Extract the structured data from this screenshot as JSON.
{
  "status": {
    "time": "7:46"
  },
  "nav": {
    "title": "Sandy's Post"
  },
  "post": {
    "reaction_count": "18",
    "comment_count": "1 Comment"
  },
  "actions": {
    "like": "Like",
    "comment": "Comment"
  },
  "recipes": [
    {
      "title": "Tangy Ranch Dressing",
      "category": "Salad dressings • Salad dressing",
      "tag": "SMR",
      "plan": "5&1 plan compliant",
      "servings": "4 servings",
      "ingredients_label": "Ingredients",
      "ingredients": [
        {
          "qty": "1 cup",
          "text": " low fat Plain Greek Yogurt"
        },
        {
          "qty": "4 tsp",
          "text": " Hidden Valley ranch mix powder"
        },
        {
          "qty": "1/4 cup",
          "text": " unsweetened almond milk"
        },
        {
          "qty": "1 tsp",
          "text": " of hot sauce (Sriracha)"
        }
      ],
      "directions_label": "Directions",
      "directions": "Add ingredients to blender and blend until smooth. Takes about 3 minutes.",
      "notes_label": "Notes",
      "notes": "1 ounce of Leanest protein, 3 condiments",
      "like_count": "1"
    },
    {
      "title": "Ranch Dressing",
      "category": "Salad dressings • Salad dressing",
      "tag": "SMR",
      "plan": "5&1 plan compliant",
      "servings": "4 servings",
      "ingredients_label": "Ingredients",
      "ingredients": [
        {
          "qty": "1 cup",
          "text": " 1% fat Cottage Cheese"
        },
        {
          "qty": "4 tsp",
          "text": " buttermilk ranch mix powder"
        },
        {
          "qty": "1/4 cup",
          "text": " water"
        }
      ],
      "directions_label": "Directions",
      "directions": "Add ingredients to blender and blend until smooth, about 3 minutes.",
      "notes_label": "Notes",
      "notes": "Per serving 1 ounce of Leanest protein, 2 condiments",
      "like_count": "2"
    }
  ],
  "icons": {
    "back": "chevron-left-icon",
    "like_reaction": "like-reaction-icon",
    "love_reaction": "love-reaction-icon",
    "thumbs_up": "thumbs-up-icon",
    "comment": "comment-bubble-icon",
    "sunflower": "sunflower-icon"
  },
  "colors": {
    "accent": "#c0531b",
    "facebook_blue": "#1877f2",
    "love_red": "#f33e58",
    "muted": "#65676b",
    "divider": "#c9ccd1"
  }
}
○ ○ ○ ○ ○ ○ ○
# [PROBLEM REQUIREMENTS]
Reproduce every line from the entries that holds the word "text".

# [THE COMPLETED TASK]
          "text": " low fat Plain Greek Yogurt"
          "text": " Hidden Valley ranch mix powder"
          "text": " unsweetened almond milk"
          "text": " of hot sauce (Sriracha)"
          "text": " 1% fat Cottage Cheese"
          "text": " buttermilk ranch mix powder"
          "text": " water"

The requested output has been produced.